Detroit’s collapse reveals the awful dystopia the US is becoming
July 20, 2013
The big question is whether Detroit’s bankruptcy and likely further decline is a fluke or whether it tells us something about the dystopia that the United States is becoming. It seems to me that the city’s problems are the difficulties of the country as a whole, especially the issues of deindustrialization, robotification, structural unemployment, the rise of the 1% in gated communities, and the racial divide. The mayor has called on families living in the largely depopulated west of the city to come in toward the center, so that they can be taken care of. It struck me as post-apocalyptic. Sometimes the abandoned neighborhoods accidentally catch fire, and 30 buildings will abruptly go up in smoke.
Detroit had nearly 2 million inhabitants in its heyday, in the 1950s. When I moved to southeast Michigan in 1984, the city still had over a million. I remember that at the time of the 1990 census, its leaders were eager to keep the status of a million-person city, since there were extra Federal monies for an urban area of that size, and they counted absolutely everyone they could find. They just barely pulled it off. But in 2000 the city fell below a million. In 2010 it was 714,000 or so. Google thinks it is now 706,000. There is no reason to believe that it won’t shrink on down to almost nothing.
The foremost historian of modern Detroit, Thomas J. Sugrue, has explained the city’s decline. First of all, Detroit grew from 400,000 to 1.84 million from 1910-1950 primarily because of the auto industry and the other industries that fed it (machine tools, spare parts, services, etc.) From 1950 until now, two big things happened to ruin the city with regard to industry. The first was robotification. The automation of many processes in the factories led to fewer workers being needed, and produced unemployment. (It was a trick industrial capitalism played on the African-Americans who flocked to Detroit in the 1940s to escape being sharecroppers in Georgia and elsewhere in the deep South, that by the time they got settled the jobs were beginning to disappear). Then, the auto industry began locating elsewhere, along with its support industries, to save money on labor or production costs or to escape regulation.
The refusal of the white population to allow African-American immigrants to integrate produced a strong racial divide and guaranteed inadequate housing and schools to the latter.

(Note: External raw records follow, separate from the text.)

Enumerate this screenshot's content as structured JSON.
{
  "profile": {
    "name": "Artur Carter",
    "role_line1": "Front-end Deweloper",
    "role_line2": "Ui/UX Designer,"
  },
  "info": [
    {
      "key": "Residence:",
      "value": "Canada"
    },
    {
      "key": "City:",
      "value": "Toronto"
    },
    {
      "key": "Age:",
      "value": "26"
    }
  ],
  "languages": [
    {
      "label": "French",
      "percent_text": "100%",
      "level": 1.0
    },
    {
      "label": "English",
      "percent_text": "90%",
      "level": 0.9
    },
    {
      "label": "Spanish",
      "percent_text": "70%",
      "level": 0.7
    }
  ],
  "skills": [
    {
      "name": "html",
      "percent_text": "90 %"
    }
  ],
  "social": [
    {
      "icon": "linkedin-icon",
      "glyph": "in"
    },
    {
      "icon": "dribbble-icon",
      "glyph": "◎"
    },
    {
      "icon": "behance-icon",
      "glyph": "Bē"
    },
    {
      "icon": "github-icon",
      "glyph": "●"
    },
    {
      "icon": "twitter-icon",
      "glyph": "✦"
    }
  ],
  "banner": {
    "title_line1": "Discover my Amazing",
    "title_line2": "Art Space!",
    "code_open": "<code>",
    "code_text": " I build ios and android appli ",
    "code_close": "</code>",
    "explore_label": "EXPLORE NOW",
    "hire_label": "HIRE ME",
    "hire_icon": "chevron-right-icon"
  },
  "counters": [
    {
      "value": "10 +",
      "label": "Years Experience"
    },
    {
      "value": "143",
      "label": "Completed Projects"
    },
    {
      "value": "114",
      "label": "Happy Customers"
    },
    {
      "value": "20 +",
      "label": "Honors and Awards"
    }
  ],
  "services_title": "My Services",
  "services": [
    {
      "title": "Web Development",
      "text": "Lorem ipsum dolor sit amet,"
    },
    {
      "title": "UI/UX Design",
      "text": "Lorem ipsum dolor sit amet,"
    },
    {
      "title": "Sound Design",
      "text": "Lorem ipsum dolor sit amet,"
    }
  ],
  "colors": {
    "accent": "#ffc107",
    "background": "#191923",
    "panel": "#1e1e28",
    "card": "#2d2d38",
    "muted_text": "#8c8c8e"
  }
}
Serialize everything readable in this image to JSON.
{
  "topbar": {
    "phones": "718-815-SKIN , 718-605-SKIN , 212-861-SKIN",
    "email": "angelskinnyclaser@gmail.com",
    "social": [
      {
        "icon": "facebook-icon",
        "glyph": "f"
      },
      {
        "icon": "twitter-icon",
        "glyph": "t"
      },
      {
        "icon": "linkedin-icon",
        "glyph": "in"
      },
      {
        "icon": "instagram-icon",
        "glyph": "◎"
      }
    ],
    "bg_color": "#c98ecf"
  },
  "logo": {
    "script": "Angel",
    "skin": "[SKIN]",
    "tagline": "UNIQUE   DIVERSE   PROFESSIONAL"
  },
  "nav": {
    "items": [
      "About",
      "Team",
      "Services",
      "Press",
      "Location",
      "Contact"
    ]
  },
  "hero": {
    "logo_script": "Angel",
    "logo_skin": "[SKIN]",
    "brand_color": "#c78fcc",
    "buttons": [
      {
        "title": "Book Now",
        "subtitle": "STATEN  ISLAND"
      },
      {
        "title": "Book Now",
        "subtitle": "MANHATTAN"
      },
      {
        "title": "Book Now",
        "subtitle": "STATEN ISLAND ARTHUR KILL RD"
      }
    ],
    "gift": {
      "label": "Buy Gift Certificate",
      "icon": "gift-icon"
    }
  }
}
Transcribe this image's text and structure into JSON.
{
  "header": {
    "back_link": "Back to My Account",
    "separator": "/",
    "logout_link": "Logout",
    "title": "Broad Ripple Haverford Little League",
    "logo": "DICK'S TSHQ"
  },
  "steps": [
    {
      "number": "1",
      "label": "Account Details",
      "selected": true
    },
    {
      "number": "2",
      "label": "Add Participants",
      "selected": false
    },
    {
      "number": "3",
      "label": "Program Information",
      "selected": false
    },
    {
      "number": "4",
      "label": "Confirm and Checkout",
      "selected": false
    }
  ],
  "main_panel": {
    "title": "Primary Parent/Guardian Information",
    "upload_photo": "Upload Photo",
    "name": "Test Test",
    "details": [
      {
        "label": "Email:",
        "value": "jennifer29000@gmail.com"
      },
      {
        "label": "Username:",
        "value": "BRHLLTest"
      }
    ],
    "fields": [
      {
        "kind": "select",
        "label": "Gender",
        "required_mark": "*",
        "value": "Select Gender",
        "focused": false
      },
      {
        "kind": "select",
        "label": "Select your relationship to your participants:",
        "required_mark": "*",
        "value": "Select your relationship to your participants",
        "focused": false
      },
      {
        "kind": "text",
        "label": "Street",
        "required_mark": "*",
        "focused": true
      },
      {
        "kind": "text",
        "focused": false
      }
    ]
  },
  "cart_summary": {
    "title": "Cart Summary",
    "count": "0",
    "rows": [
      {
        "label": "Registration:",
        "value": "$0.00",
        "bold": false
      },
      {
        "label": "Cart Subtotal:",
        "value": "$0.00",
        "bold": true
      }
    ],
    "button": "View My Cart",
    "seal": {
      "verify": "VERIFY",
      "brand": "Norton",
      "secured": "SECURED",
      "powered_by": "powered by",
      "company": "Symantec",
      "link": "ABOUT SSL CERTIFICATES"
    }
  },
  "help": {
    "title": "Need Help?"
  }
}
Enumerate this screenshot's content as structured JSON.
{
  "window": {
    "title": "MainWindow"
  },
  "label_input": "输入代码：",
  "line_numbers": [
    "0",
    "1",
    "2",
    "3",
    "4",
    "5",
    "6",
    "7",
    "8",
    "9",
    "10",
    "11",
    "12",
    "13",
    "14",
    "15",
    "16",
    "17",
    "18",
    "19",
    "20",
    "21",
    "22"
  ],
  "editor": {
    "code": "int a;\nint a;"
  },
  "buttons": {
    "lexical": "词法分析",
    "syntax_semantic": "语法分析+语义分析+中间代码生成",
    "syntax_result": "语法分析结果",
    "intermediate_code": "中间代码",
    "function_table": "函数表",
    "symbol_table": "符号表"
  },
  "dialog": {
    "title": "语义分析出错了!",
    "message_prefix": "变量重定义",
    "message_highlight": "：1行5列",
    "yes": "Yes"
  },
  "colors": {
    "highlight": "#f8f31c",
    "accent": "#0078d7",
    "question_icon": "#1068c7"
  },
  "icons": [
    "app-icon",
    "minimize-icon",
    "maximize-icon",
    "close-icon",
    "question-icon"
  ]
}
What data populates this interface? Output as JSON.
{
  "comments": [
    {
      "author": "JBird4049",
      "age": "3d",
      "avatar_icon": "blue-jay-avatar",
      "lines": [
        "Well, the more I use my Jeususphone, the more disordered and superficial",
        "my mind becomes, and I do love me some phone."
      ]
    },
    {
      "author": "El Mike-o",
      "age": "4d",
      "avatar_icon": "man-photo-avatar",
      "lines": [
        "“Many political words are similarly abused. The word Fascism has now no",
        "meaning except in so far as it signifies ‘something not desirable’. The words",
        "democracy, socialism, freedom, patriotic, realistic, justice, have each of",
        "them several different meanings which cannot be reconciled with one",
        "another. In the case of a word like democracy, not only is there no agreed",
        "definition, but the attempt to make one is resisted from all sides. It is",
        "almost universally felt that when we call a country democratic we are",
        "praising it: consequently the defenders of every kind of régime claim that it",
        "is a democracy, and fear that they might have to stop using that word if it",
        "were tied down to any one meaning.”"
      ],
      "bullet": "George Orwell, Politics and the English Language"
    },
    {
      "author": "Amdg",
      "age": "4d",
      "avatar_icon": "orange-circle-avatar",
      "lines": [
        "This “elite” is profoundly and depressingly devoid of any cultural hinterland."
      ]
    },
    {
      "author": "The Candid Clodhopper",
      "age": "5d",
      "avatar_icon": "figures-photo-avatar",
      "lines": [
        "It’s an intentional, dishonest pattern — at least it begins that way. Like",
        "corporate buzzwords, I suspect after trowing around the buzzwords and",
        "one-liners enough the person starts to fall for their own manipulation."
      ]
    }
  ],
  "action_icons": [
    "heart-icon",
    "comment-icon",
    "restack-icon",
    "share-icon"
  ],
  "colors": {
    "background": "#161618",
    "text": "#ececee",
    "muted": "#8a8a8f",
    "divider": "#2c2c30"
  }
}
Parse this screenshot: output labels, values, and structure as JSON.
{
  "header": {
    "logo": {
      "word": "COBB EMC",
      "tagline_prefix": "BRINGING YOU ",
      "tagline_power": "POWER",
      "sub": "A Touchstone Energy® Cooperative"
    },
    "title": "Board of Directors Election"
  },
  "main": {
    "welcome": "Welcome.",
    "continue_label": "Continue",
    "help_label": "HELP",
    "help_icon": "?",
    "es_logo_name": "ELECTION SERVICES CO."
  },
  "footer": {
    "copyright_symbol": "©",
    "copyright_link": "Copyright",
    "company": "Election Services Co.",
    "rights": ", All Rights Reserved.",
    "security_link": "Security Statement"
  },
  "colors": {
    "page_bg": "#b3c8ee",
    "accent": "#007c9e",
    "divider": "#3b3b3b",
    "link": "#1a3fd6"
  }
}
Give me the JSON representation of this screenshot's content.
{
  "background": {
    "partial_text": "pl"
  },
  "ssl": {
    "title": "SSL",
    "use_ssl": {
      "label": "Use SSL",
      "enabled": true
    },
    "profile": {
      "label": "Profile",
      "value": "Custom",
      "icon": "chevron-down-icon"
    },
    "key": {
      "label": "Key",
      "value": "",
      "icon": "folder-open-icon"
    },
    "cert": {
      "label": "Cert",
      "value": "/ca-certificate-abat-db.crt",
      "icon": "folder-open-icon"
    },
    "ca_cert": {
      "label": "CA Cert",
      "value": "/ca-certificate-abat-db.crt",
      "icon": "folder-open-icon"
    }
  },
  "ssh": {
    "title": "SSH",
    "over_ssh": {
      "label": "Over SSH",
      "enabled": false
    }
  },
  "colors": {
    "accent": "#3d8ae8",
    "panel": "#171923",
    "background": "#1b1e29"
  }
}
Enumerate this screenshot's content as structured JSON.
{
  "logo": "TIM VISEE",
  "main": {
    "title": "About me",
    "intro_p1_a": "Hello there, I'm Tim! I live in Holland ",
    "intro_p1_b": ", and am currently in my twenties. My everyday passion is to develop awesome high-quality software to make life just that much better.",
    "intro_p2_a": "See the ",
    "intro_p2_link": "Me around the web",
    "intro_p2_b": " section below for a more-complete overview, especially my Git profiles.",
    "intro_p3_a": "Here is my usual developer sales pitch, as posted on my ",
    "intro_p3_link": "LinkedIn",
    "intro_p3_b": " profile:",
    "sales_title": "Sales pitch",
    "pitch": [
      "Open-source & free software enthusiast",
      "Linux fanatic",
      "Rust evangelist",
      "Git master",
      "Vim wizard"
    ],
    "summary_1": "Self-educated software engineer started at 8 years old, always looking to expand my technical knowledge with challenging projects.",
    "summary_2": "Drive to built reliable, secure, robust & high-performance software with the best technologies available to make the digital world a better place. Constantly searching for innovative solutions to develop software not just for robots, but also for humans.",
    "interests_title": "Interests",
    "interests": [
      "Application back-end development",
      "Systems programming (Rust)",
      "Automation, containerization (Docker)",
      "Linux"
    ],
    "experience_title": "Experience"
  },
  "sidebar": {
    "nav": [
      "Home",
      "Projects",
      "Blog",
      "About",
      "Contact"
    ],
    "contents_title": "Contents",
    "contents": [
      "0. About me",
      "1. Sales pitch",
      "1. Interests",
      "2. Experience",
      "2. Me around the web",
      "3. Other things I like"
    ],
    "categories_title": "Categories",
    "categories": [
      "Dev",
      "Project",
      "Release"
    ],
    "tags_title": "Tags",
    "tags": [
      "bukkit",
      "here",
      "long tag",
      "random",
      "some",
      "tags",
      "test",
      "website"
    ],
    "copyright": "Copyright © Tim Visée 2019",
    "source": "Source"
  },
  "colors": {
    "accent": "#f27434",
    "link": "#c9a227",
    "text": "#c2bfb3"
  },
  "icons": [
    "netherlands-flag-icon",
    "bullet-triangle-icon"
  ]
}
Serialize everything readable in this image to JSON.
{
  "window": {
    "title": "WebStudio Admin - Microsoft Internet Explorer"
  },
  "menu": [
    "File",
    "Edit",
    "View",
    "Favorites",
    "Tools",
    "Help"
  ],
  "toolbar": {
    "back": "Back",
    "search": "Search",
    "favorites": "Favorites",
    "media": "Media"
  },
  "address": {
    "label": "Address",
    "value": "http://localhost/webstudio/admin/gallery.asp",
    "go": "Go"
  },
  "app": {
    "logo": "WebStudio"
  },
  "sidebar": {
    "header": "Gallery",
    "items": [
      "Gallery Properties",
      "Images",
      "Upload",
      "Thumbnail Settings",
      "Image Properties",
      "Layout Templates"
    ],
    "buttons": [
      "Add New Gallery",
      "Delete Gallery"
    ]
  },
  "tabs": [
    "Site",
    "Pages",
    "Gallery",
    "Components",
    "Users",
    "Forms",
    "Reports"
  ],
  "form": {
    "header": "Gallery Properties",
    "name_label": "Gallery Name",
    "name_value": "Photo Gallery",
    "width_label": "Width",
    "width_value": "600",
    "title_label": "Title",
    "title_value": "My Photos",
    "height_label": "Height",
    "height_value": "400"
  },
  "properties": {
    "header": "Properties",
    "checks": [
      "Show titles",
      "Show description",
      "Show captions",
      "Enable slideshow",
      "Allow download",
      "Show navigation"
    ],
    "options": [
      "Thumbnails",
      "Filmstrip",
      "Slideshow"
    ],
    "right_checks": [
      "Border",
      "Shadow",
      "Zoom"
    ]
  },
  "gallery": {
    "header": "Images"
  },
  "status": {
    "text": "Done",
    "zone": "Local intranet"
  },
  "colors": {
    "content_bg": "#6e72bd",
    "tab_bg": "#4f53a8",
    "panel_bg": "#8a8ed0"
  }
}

Throughout the late 1950s and the 1960s, you had substantial white flight, of which the emigration from the city after the 1967 riots was a continuation. The white middle and business classes took their wealth with them to the suburbs, and so hurt the city’s tax base. That decrease in income came on top of the migration of factories. The fewer taxes the city brought in, the worse its services became, and the more people fled. The black middle class began departing in the 1980s and now is mostly gone.
Other observers have suggested other concomitants of the decline, like poor city planning or the inability to attract foreign immigrants in sufficient numbers. I suspect that the decline of Detroit as a port is important somehow to the story (only one of the four old locks at Sault St. Marie lets big ships come down to the lower Great Lakes and therefore to Detroit any more. A new, big [pdf] modern lock is being built to accommodate larger vessels, but it will be a decade before it opens. Some observers point out that Detroit would make sense as a Midwest hub port for international shipping containers if its harbor was expanded and linked by rail to the cities of the region, but I suspect the new lock at the Soo is a prerequisite.